The first military operation Donald Trump has authorized as President ended in disaster on Sunday in Yemen, resulting in the death of Chief Petty Officer William Owens and 14 Yemeni people, including 8-year-old Nawar al-Awlaki
The mission, which according to the Guardian, had been previously “pocket vetoed” by President Obama, was conducted in order to gather intelligence on suspected operations by al-Qaida in the Arabian peninsula.
Things took a turn for the worst when the Navy Seal’s V-22 Osprey helicopter-airplane hybrid crashed and had to be destroyed.
“Everything that could have gone wrong did go wrong.” said national security expert Juliette Kayyem on Boston Public Radio Wednesday.
Kayyem sees this mission as being representative of two major changes the Trump administration has instituted for how military operations are handled. “One [change] is obviously much more operationally focused, to have special troops and special operations going in and literally put boots on the ground,” Kayyem said.
“The second aspect of this is giving much more operational authority to the Pentagon to make the decisions. There was a reason why, at least with President Obama, would have wanted White House oversight over how many special operations were occurring. Too many operations begin to look like a war,” Kayyem continued.
A preliminary inquiry will look into the loss of civilian life during the raid. As of now, Kayyem does not believe the mission's failure was a result of poor management. She does believe though that important questions need to be asked to prevent tragedies like this from happening again.
“Were the rules of engagement changed for this? If so, we can learn from this so we don’t put these guys and gals in harm's way. For example, I always thought that if you lost half your team because the helicopter went down, that you probably would have aborted.
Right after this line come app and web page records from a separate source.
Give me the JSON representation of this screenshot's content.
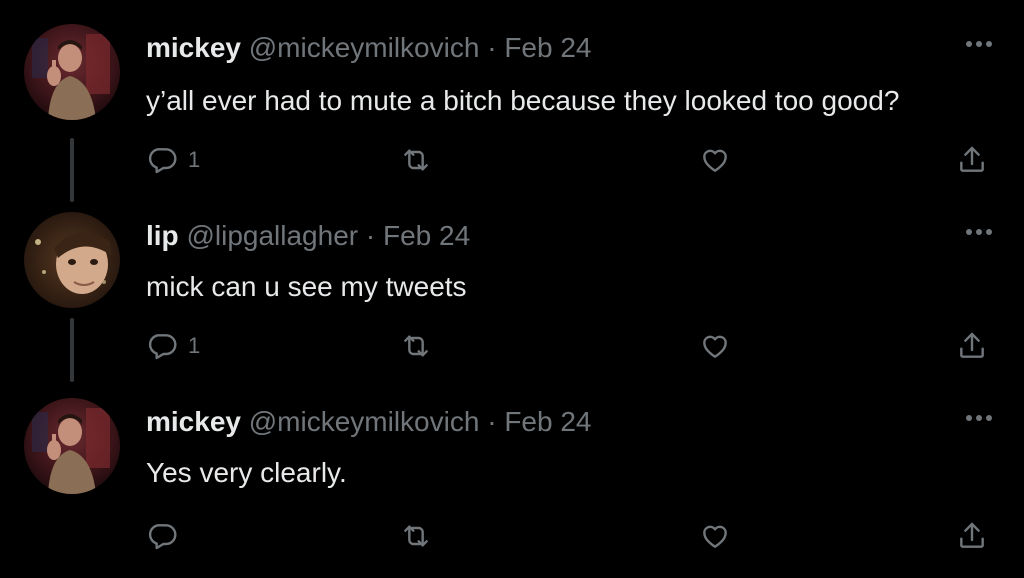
{
  "tweets": [
    {
      "name": "mickey",
      "handle": "@mickeymilkovich",
      "separator": "·",
      "date": "Feb 24",
      "text": "y’all ever had to mute a bitch because they looked too good?",
      "reply_count": "1",
      "avatar_icon": "avatar-mickey"
    },
    {
      "name": "lip",
      "handle": "@lipgallagher",
      "separator": "·",
      "date": "Feb 24",
      "text": "mick can u see my tweets",
      "reply_count": "1",
      "avatar_icon": "avatar-lip"
    },
    {
      "name": "mickey",
      "handle": "@mickeymilkovich",
      "separator": "·",
      "date": "Feb 24",
      "text": "Yes very clearly.",
      "reply_count": "",
      "avatar_icon": "avatar-mickey"
    }
  ],
  "colors": {
    "background": "#000000",
    "text_primary": "#e7e9ea",
    "text_secondary": "#71767b",
    "thread_line": "#333639"
  },
  "icons": [
    "reply-icon",
    "retweet-icon",
    "like-icon",
    "share-icon",
    "more-options-icon"
  ]
}
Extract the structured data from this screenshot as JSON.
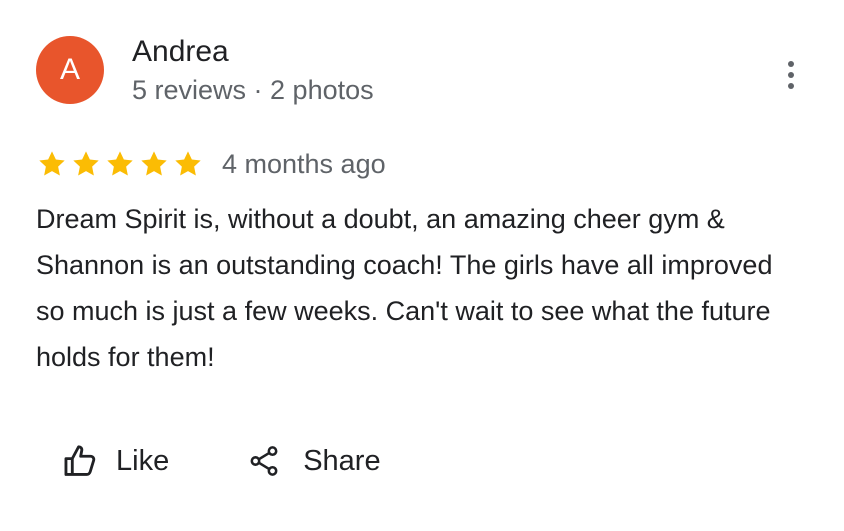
{
  "reviewer": {
    "initial": "A",
    "name": "Andrea",
    "meta": "5 reviews · 2 photos",
    "avatar_color": "#e8552c"
  },
  "rating": {
    "stars": 5,
    "max_stars": 5,
    "time_ago": "4 months ago",
    "star_color": "#fbbc04"
  },
  "review": {
    "text": "Dream Spirit is, without a doubt, an amazing cheer gym & Shannon is an outstanding coach! The girls have all improved so much is just a few weeks. Can't wait to see what the future holds for them!"
  },
  "actions": {
    "like_label": "Like",
    "share_label": "Share"
  },
  "icons": {
    "like": "thumbs-up-icon",
    "share": "share-icon",
    "more": "more-vert-icon",
    "star": "star-icon"
  }
}
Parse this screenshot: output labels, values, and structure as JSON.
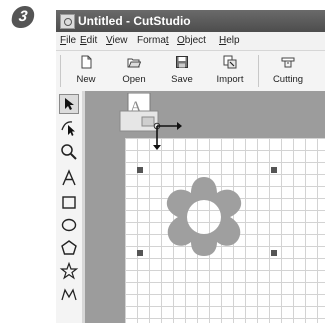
{
  "step": {
    "number": "3"
  },
  "window": {
    "title": "Untitled - CutStudio"
  },
  "menu": [
    {
      "pre": "",
      "u": "F",
      "post": "ile"
    },
    {
      "pre": "",
      "u": "E",
      "post": "dit"
    },
    {
      "pre": "",
      "u": "V",
      "post": "iew"
    },
    {
      "pre": "Forma",
      "u": "t",
      "post": ""
    },
    {
      "pre": "",
      "u": "O",
      "post": "bject"
    },
    {
      "pre": "",
      "u": "H",
      "post": "elp"
    }
  ],
  "toolbar": {
    "new_label": "New",
    "open_label": "Open",
    "save_label": "Save",
    "import_label": "Import",
    "cutting_label": "Cutting"
  },
  "tools": [
    {
      "name": "select-arrow-tool",
      "active": true
    },
    {
      "name": "node-edit-tool",
      "active": false
    },
    {
      "name": "zoom-tool",
      "active": false
    },
    {
      "name": "text-tool",
      "active": false
    },
    {
      "name": "rectangle-tool",
      "active": false
    },
    {
      "name": "ellipse-tool",
      "active": false
    },
    {
      "name": "polygon-tool",
      "active": false
    },
    {
      "name": "star-tool",
      "active": false
    },
    {
      "name": "curve-tool",
      "active": false
    }
  ],
  "cursor": {
    "tile_letter": "A"
  },
  "shape": {
    "type": "flower",
    "fill": "#9f9f9f"
  },
  "colors": {
    "titlebar": "#555555",
    "canvas_bg": "#9c9c9c",
    "grid": "#d3d3d3",
    "badge": "#555555"
  }
}
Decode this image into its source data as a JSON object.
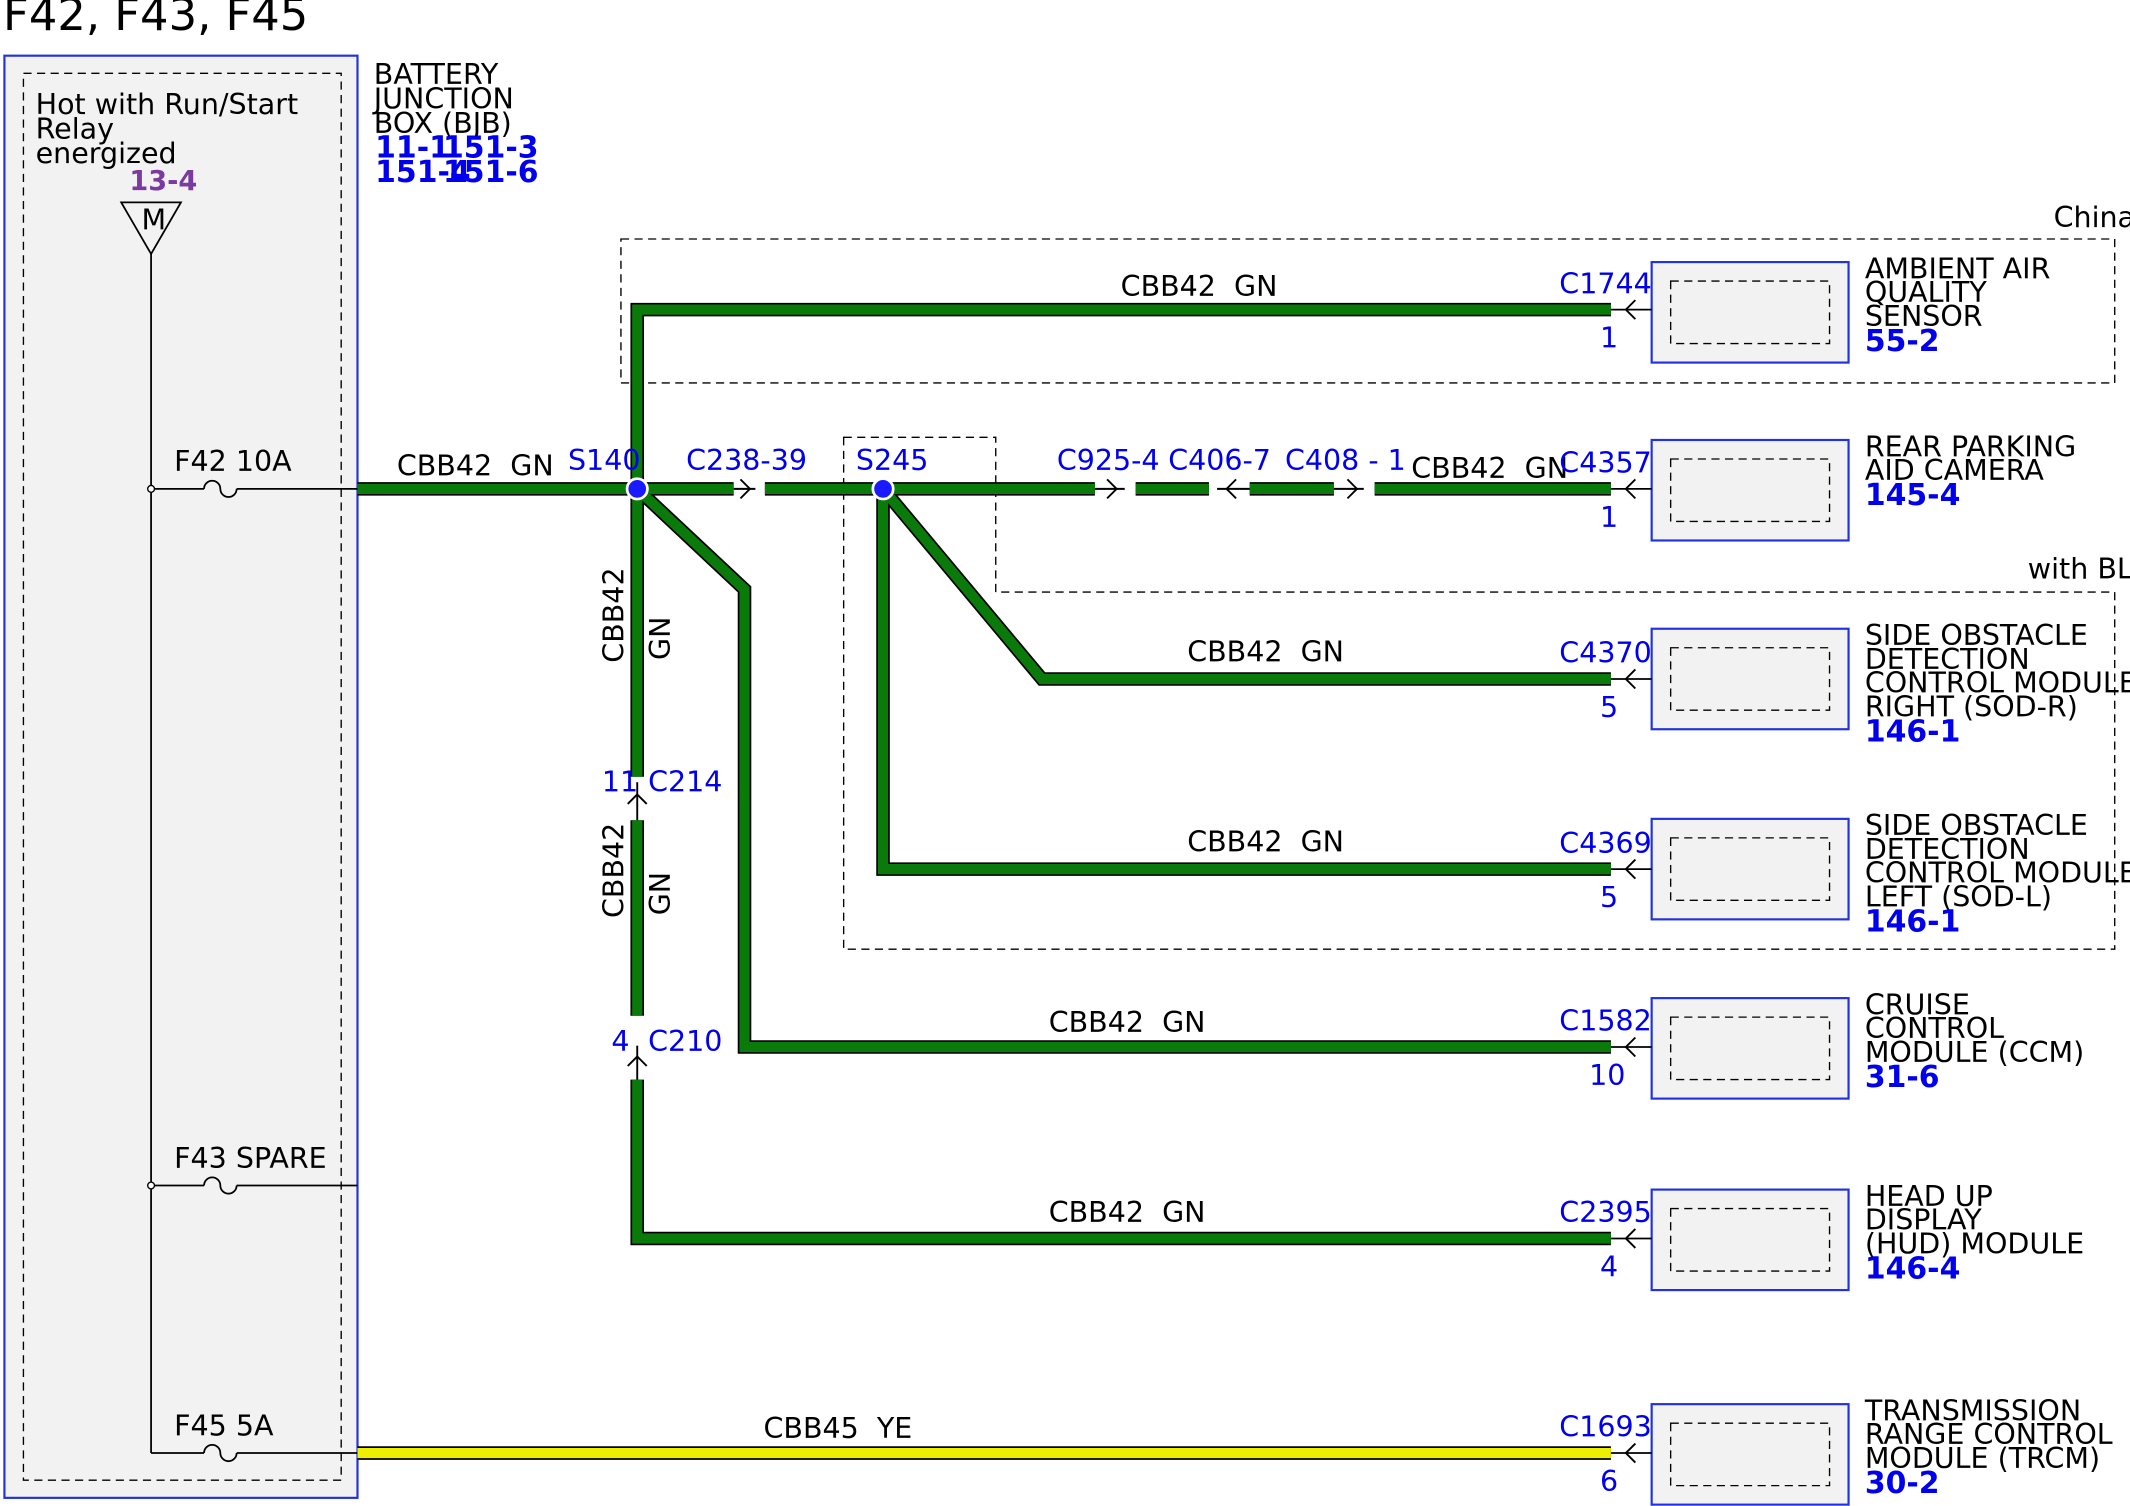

I was wondering, are there more aggressive operating procedures out there that are then going to risk our military people,” said Kayyem.
Kayyem says that this could be the beginning of a larger operational involvement with Yemen, which she called a “silent covert war.”
“I anticipate that we will have more actions like this,” said Kayyem.